Friday, 22 October 2010

Fiction Uncovered (finally)

Hurrah!  Good news at last for the much derided “mid-list” author. A new scheme – Fiction Uncovered – is being launched today to promote the work of these literary Cinderellas. 

The work of eight writers of novels, short stories and graphic novels will be publicized – and any writer is eligible as long as they "deserve recognition but have yet to receive a major literary prize or media attention, or be picked for retailer promotions".
Waterstone’s, Foyles and the Book Depository are all involved and Fiction Uncovered will also work with other organizations and independent bookshops. Reading groups will be encouraged to join in by The Reading Agency.
Let’s just hope that the publishers of the obscure yet deserving writers picked for this promotion are willing to cough up the £1,250 they will be charged.

Tuesday, 19 October 2010


More on the virtue of patience in the world of words.

Mark Twain, author of “Hucklberry Finn” and one of most influential American writers of the nineteenth century, stipulated that his autobiography which he described himself as – “a complete and purposed jumble” must not be published until 100 years after his death.

He died in 1910, and in 2010 his book is flying off the shelves.  Would it have done such good business if it had come out four years before the start of World War I?  Who can say – but you have to admire his PR style.

Monday, 18 October 2010

The Long Game

One of the themes that will be a recurring feature of this blog is that while writing may not be a lucrative game, it IS a long one. Dreaming of overnight success is the mark of an amateur. Look more closely at almost any writer who came "out of nowhere" and you'll find they have been writing for years. They may not have been published, but they have been learning their craft.

At the extreme end of this spectrum is German resistance fighter Hans Keilson, who fought the Nazis with the Dutch resistance and wrote a novel about his experiences 63 years ago. The Guardian reports that, at the age of 101, he has lived to see his book published in the UK for the first time, and has won belated recognition in the US as one of the greatest writers in the world.

His book Comedy in a Minor Key, follows the best selling success of an earlier novel The Death of the Adversary, published in the US when he was 100. So, if you think you a bit old to get started in the writing game, take heart. And some vitamin supplements - you may need to stick around for some time...

Sunday, 17 October 2010

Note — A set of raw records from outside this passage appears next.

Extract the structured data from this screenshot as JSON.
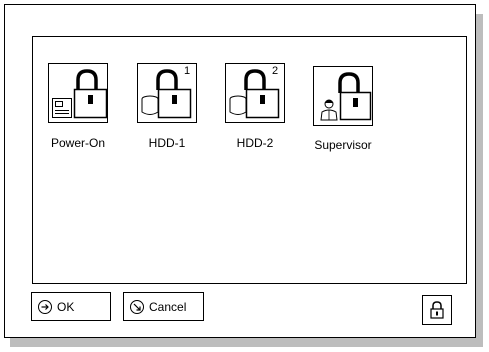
{
  "passwords": {
    "items": [
      {
        "id": "power-on",
        "label": "Power-On",
        "device": "system-board-icon",
        "badge": ""
      },
      {
        "id": "hdd-1",
        "label": "HDD-1",
        "device": "hard-disk-icon",
        "badge": "1"
      },
      {
        "id": "hdd-2",
        "label": "HDD-2",
        "device": "hard-disk-icon",
        "badge": "2"
      },
      {
        "id": "supervisor",
        "label": "Supervisor",
        "device": "supervisor-person-icon",
        "badge": ""
      }
    ]
  },
  "buttons": {
    "ok_label": "OK",
    "cancel_label": "Cancel",
    "ok_icon": "arrow-right-circle-icon",
    "cancel_icon": "arrow-diagonal-circle-icon",
    "lock_icon": "padlock-icon"
  }
}
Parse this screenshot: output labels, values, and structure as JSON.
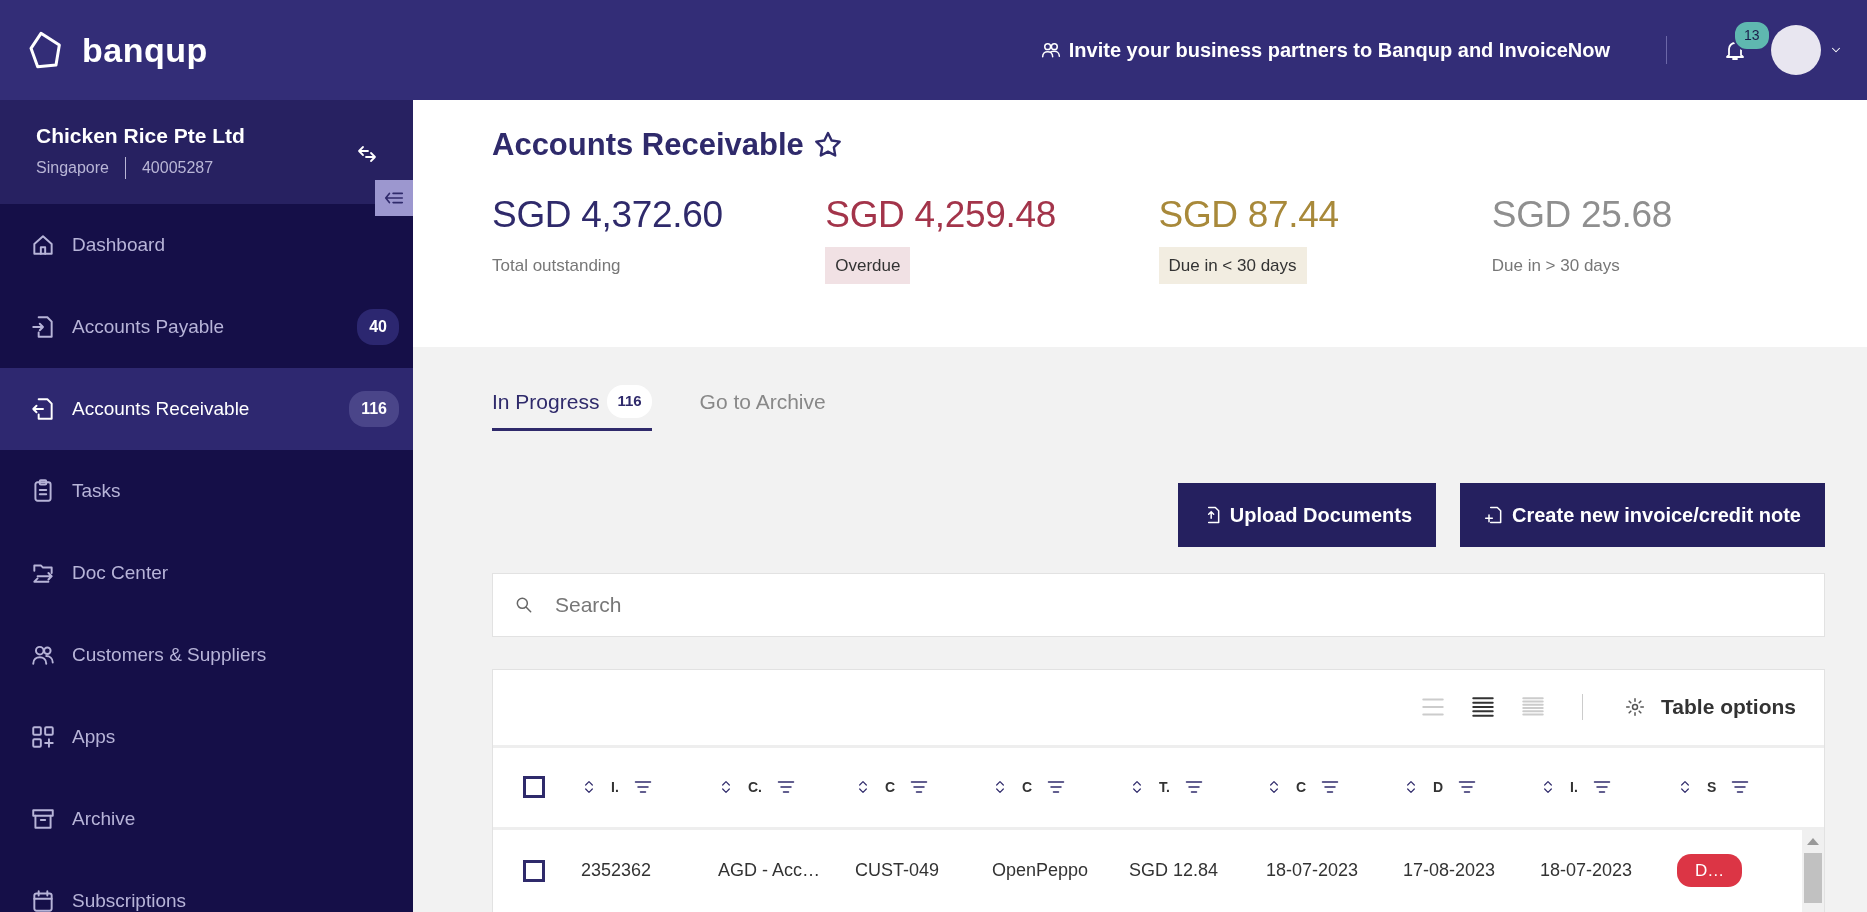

Sifting through the various feeds and newsletters that fill my inbox with information about The World of Publishing. Hmm.

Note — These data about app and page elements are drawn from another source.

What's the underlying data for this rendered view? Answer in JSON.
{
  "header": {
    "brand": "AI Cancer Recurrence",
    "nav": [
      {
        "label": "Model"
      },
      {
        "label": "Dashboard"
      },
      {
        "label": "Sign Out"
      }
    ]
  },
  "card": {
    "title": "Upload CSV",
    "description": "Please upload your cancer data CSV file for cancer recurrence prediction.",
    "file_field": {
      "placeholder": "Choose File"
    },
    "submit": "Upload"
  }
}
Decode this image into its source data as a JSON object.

Serial killer fiction still the staple of escapist thrillers. (Why is reading about women being tortured in cellars a primary form of relaxation in Equality Britain? Answers please!) Amazon have new digital platform for short stories. (Need to get my head round this, will be back to you on this when I understand it properly.) The Frankfurt Book fair has been and gone and was busier than expected. (Went to the London Book Fair last year and it was curiously similar to any other trade fair, with that curious non-atmosphere and a general mood of caffeine-fuelled claustrophobia.)

Here’s a news item for you: J.K. Rowling has been voted the most influential woman in Britain by National Magazines, publishers of Cosmo and similar fat glossies. (But then again, Forbes magazine says Michelle Obama is the most influential woman in the whole world, so marrying Barack trumps inventing Harry. Or perhaps her upper arms are just more toned.)

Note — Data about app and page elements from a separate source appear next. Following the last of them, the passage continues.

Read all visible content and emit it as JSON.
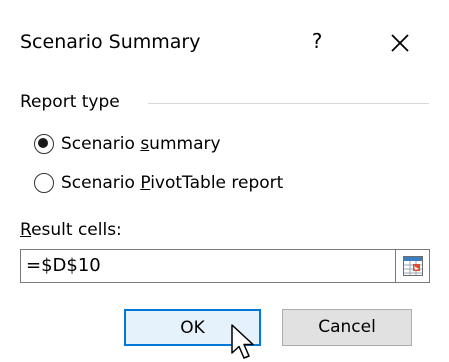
{
  "dialog": {
    "title": "Scenario Summary",
    "help_label": "?",
    "close_icon": "close-icon"
  },
  "report_type": {
    "group_label": "Report type",
    "options": [
      {
        "label": "Scenario summary",
        "underlined_char": "s",
        "selected": true
      },
      {
        "label": "Scenario PivotTable report",
        "underlined_char": "P",
        "selected": false
      }
    ]
  },
  "result_cells": {
    "label": "Result cells:",
    "value": "=$D$10",
    "collapse_icon": "range-selector-icon"
  },
  "buttons": {
    "ok_label": "OK",
    "cancel_label": "Cancel"
  },
  "colors": {
    "ok_border": "#0078d7",
    "ok_fill": "#e5f1fb",
    "cancel_fill": "#e1e1e1"
  }
}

Deep breath….and relax. This is the stuff of migraine.  I have a writer friend in California who goes through a little ritual every time he sits down to write. He closes his eyes, then focuses on Famous Writer info, self-doubt, accumulated put-downs, unease about his lack of ability, self-doubt, EPA (Empty Page Anxiety) and general white noise. Then he imagines a black box, opens it, puts all this fizzing doubt inside and sends it into outer space.

Saturday, 16 October 2010

Money for old jokes?

Big literary news item of the week is of course that Howard Jacobson got the Booker for The Finkler Question, a novel which had mixed reviews, and certainly wasn’t the bookie’s favourite to win.  Lifetime achievement award, or overdue recognition of comic writing from the literary establishment? (I'll let you know when I've read it - still got last year's winner Wolf Hall on my bedside table, to be honest.)

If comic writing has been overlooked by prize judges, it certainly hasn’t been ignored by commercial publishers – the latest stand up to benefit from this is Michael McIntyre who (perhaps unwisely) informed interviewer Lynn Barber in a Sunday Times interview that he received a £2m advance from Michael Joseph for his memoir Life and Laughing.  (All the way to the bank?)

Depressed, moi? Professional writers do not get depressed when our authorial colleagues are a. garnered with awards or b.given shed-loads of money. No. We apply the biro to the page, and press on.

Friday, 15 October 2010

I write therefore I am.

What is a "proper" writer, anyway? Someone who writes, silly. The rest is about being picked, packaged and trussed up in Waterstones with the three-for-twos. (If you're lucky.) As you are reading this, you are probably one yourself. If so, make sure you do that thing today.

Write some words. Go on. I just did, and it didn't hurt a bit.